Of the many problems which India and Pakistan have confronted since 1947, the most destructive has been their unsatisfactory relationship with each other.
The roots of this behavior were established during the course of events which brought about the creation and birth of Pakistan. Several conflicts later, including one which led to the dismemberment of Pakistan, the suspicion and hostility which characterizes relations between the two countries, after over 40 years as sovereign nation-states, is unparalleled in the history of international relations after the second world war.
Dennis Wright’s study focuses on the legacy of • the Sino-Indian conflict and how it sheds light on India’s perception ‘of the threat from Pakistan’. He examines the origins and aftermath of the issue of Kashmir and the Rann of Kutch, the implications of the Soviet Union’s close relationship with India and Pakistan’s with the US. He also discusses the movements for regional autonomy in Pakistan and what bearing these have had on Indo-Pak relations.
Wright’s argument is that, because both sides’ attitudes are so deeply ingrained, neither side has been in a position to act in the best interests of the peoples of the subcontinent as a whole.
The book draws on a mass of original data, including parliamentary debates of the period, UN records and documents, Indian, Pakistani and British newspapers and contemporary sources in books and journals

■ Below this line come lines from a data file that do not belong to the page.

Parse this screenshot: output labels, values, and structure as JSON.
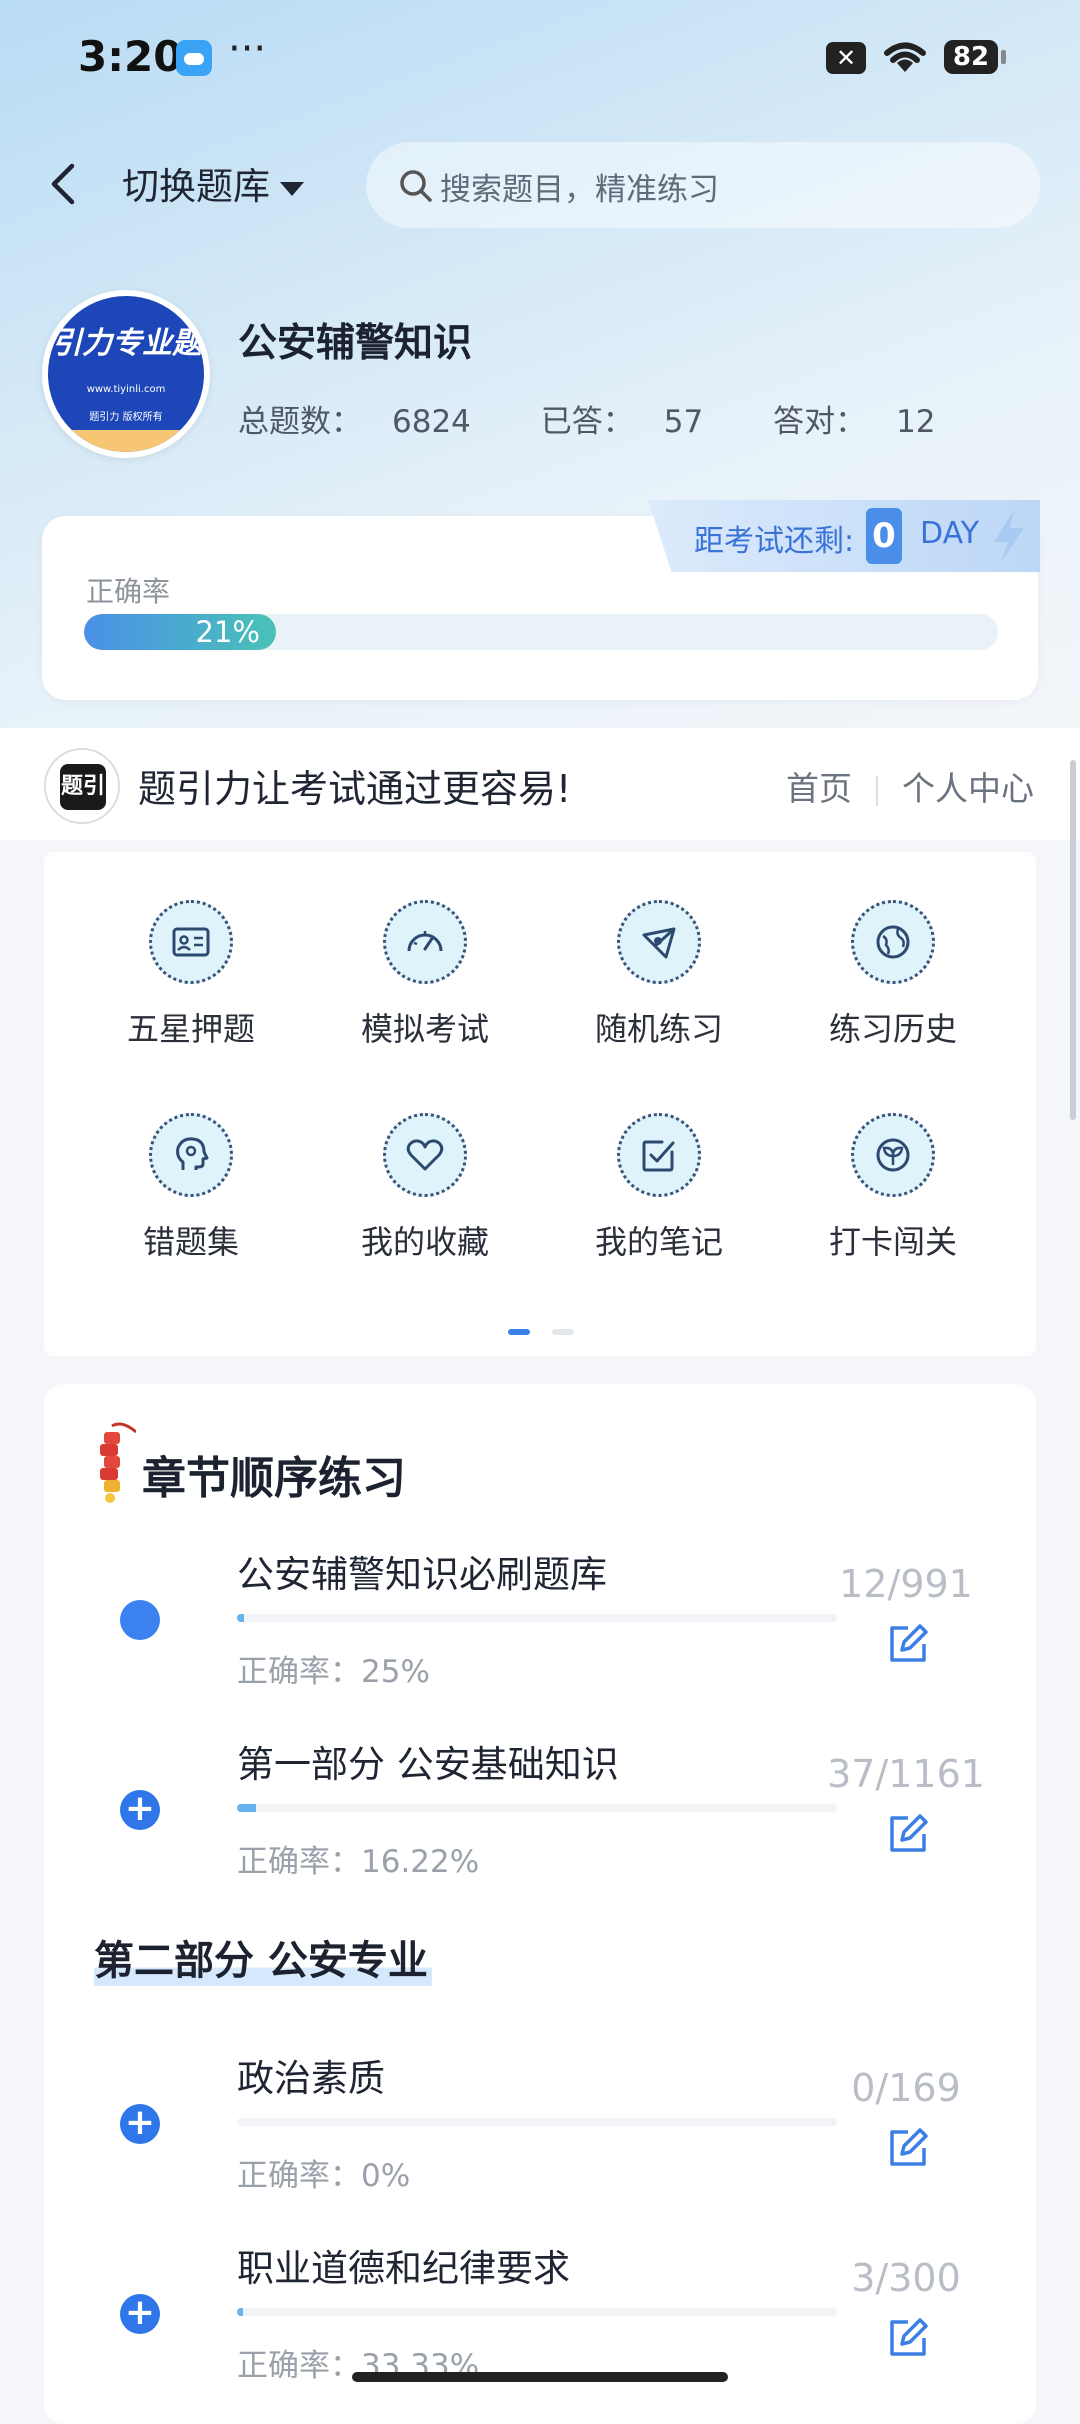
{
  "status_bar": {
    "time": "3:20",
    "more": "···",
    "notification": "✕",
    "battery": "82"
  },
  "header": {
    "switch_label": "切换题库",
    "search_placeholder": "搜索题目，精准练习"
  },
  "bank": {
    "logo_brand": "引力专业题",
    "logo_site": "www.tiyinli.com",
    "logo_copyright": "题引力 版权所有",
    "title": "公安辅警知识",
    "total_label": "总题数：",
    "total": "6824",
    "answered_label": "已答：",
    "answered": "57",
    "correct_label": "答对：",
    "correct": "12"
  },
  "countdown": {
    "label": "距考试还剩:",
    "days": "0",
    "unit": "DAY"
  },
  "accuracy": {
    "label": "正确率",
    "percent_text": "21%",
    "value": 0.21
  },
  "slogan": {
    "badge": "题引",
    "text": "题引力让考试通过更容易!",
    "nav_home": "首页",
    "nav_profile": "个人中心"
  },
  "functions": [
    {
      "label": "五星押题",
      "icon": "id-card-icon"
    },
    {
      "label": "模拟考试",
      "icon": "speedometer-icon"
    },
    {
      "label": "随机练习",
      "icon": "network-icon"
    },
    {
      "label": "练习历史",
      "icon": "globe-icon"
    },
    {
      "label": "错题集",
      "icon": "head-icon"
    },
    {
      "label": "我的收藏",
      "icon": "heart-icon"
    },
    {
      "label": "我的笔记",
      "icon": "note-check-icon"
    },
    {
      "label": "打卡闯关",
      "icon": "sprout-icon"
    }
  ],
  "chapters": {
    "title": "章节顺序练习",
    "rate_label": "正确率：",
    "items": [
      {
        "name": "公安辅警知识必刷题库",
        "rate": "25%",
        "count": "12/991",
        "progress": 0.012,
        "marker": "dot"
      },
      {
        "name": "第一部分 公安基础知识",
        "rate": "16.22%",
        "count": "37/1161",
        "progress": 0.032,
        "marker": "plus"
      }
    ],
    "part_title": "第二部分 公安专业",
    "part_items": [
      {
        "name": "政治素质",
        "rate": "0%",
        "count": "0/169",
        "progress": 0.0,
        "marker": "plus"
      },
      {
        "name": "职业道德和纪律要求",
        "rate": "33.33%",
        "count": "3/300",
        "progress": 0.01,
        "marker": "plus"
      }
    ]
  },
  "colors": {
    "accent": "#3b82f0",
    "progress_start": "#4a90e8",
    "progress_end": "#49c2b6"
  }
}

This book contains the results of a series of studies undertaken in Baldia Township, Karachi. The first chapter summarizes theoretical issues as, for example, the question of the displacement of people as a possible side-effect of legalization and upgrading of settlements. Chapter two describes Karachi’s main features, its housing problem and government housing policies. The third chapter places Baldia in perspective and the project’s scope of activities. Chapters four and five present and analyse the main findings of the survey, touching on demographic aspects, housing and services and the project’s financial consequences for the inhabitants of Baldia. The last chapters present the main conclusions and recommendations of the project.
Black Beauty is an autobiography of high-bred horse. The novel begins with the time when the horse was a care-free colt, Loved and taken care by a gentle family. However, the circumstances change and the Black beauty is passed on from one owner to another. On his journey, he witnesses hardships and comfort, hatred and love, cruelty and kindness. But will the beautiful horse find a happy and lasting home? Or will he continue to suffer at the hands of fate? Through Black Beauty, Sewell has explored themes of love, friendship and animal cruelty. Even 140 years after its publication, the novel is revered by millions of readers.